My leaning would be that having both is better than just one, to provide increased choice and options to move away from traditional meats. I'm not sure I buy the fourth point - while there will be some competition between plant-based and cell-based meat, they also both compete with the currently much larger traditional meat market, and I think there are some consumers who would eat plant-based but not cell-based and vice versa. Not only taste, look, feel, and cost are relevant but also the optics and cultural connotations of each, which are quite different.

In terms of proportion of promotion efforts to each, I'm really not sure. A strategy there should probably look at how developed each tech is (so more plant-based meat promotion earlier on), uptake rates and effect of promotion (and if there's a ceiling hit where we struggle to get further uptake in a population, suggesting a new option is needed for those remaining), populations promoted to and their unique concerns / likelihood to uptake one or the other, and any tipping points or opposition that needs to be countered in a timely way for something to remain viable in a location or to get past legislative hurdles.

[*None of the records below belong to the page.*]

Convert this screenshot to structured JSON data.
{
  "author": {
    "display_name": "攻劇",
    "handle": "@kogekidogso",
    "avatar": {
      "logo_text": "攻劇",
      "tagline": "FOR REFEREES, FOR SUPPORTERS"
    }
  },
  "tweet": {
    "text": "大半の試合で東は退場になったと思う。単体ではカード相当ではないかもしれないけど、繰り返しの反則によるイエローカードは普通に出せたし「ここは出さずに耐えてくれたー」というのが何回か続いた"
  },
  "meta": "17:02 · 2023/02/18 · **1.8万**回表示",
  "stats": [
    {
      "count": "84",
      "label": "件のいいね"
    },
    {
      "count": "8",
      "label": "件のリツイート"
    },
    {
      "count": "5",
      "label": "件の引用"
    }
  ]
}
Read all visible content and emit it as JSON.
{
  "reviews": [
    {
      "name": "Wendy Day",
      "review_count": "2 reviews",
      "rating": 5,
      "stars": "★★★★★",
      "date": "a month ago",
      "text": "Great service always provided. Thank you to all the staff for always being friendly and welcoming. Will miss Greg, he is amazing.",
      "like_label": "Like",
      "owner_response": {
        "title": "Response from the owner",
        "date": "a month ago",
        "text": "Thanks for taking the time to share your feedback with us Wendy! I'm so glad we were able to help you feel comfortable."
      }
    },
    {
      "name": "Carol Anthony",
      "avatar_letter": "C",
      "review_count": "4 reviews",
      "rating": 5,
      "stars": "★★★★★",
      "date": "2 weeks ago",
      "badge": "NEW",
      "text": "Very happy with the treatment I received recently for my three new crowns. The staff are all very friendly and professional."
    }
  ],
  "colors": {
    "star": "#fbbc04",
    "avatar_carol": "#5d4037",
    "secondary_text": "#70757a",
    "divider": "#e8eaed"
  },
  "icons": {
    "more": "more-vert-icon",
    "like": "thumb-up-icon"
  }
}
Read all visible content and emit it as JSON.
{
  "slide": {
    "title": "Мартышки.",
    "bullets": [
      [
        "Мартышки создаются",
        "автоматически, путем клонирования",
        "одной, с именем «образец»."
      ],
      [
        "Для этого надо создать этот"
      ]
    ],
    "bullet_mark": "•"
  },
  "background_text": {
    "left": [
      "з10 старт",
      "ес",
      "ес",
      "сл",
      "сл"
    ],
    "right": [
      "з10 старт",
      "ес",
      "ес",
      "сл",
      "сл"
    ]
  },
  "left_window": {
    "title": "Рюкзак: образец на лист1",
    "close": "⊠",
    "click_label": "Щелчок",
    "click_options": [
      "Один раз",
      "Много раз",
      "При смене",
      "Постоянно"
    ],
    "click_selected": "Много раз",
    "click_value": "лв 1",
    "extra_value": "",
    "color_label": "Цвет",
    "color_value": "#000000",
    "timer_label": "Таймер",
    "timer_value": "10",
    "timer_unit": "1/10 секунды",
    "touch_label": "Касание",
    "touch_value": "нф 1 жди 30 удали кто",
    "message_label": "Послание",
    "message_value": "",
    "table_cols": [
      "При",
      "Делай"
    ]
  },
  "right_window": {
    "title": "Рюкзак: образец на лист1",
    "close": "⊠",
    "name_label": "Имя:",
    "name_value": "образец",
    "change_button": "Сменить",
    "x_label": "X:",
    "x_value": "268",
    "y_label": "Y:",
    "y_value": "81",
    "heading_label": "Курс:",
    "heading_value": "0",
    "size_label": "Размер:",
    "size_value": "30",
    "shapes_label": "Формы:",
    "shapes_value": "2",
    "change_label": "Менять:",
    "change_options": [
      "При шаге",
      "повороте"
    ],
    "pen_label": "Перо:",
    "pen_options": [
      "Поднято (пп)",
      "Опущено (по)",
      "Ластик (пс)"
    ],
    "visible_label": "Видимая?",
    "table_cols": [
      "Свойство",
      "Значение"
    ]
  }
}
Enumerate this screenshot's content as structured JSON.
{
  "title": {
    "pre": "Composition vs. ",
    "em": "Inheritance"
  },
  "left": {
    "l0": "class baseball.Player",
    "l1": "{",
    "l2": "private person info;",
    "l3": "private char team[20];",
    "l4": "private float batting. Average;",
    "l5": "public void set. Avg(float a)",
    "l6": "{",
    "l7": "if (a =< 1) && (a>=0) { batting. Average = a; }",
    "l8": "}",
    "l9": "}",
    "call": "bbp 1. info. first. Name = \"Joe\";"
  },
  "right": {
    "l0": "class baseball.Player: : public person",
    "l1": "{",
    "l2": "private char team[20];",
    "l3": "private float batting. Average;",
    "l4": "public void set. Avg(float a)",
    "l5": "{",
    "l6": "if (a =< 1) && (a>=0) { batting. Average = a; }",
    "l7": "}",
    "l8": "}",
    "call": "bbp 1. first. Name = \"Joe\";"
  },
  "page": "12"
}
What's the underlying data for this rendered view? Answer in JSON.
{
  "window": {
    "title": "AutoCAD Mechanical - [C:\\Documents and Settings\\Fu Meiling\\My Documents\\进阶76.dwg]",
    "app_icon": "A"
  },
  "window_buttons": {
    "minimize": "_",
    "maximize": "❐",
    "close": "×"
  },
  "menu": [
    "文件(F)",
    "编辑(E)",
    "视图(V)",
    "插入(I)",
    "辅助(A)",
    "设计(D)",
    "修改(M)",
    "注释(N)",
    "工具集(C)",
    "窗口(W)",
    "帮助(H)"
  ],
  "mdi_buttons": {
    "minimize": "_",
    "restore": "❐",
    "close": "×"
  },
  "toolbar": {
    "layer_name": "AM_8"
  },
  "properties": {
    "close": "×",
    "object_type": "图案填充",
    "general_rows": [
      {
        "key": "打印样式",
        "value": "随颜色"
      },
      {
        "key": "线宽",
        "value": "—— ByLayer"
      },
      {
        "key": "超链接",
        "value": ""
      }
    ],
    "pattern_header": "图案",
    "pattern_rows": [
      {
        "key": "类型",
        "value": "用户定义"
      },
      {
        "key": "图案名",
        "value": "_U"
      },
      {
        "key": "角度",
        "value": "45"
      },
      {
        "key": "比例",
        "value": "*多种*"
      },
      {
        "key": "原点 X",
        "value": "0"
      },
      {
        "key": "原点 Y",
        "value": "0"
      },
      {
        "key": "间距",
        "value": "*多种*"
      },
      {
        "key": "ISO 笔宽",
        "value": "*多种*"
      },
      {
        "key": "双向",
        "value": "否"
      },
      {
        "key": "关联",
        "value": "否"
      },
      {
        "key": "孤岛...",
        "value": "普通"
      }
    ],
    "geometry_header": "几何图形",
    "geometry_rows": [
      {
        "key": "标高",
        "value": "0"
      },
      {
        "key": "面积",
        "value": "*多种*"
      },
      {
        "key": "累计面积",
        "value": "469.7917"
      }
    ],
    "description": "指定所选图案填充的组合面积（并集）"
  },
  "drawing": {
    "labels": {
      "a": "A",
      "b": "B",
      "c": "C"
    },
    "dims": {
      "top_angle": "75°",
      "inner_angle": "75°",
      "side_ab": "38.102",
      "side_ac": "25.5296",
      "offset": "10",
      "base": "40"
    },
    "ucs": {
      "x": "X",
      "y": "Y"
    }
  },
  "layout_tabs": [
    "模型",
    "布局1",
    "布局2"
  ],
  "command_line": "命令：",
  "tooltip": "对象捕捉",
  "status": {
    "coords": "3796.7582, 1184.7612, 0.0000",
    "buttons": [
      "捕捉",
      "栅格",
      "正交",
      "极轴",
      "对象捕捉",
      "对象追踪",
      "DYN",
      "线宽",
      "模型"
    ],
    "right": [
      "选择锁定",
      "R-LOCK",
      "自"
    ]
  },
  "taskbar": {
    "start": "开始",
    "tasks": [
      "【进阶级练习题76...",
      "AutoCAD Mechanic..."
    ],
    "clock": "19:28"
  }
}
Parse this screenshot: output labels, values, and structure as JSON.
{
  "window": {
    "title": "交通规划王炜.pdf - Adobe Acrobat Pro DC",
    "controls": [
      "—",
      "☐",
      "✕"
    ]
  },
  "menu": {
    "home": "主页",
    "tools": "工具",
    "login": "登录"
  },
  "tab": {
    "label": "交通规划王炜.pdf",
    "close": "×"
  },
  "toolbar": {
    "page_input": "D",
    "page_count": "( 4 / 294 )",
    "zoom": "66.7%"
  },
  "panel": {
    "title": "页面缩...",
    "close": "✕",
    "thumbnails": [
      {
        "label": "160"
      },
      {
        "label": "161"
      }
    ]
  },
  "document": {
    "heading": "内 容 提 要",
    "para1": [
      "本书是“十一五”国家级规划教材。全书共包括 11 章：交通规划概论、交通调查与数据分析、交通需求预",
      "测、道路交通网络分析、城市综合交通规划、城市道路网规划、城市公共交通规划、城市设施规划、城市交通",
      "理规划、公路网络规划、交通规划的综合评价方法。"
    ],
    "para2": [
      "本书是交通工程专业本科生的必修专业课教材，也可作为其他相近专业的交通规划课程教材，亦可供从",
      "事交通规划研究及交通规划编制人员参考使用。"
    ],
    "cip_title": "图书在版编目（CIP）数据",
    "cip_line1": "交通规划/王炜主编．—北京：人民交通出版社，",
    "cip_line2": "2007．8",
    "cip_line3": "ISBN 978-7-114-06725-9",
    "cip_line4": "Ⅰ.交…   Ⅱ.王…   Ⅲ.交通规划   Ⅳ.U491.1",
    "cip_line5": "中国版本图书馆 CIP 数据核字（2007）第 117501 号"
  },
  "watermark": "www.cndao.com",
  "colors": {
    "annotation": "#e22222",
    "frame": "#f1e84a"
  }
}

(Also sorry for the late reply! I was on vacation last week)

"I'm not sure I buy the fourth point - while there will be some competition between plant-based and cell-based meat, they also both compete with the currently much larger traditional meat market, and I think there are some consumers who would eat plant-based but not cell-based and vice versa."

  • How confident are you in your reasoning here? 
  • What kind of empirical evidence do you think would disprove/prove this argument? 

The evidence I've seen (Source) suggests that consumers are largely confused about the difference between cell-based and lab-based meats, which doesn't help sales of either. Also, cell-based meats are currently HORRIBLE for animal rights given the amount of suffering they cause to cow fetuses (Source). If consumers started conflating the issues with cell-based meats and plant-based meats, it would be a large setback to the industry. And given how largely the traditional dairy market has been lobbying against plant-based milks (Source), I don't think it's unreasonable to expect that they might intentionally blur the lines between cell-based and plant-based meats to find whatever arguments they can against alternative meats. 

Thank you for putting this together!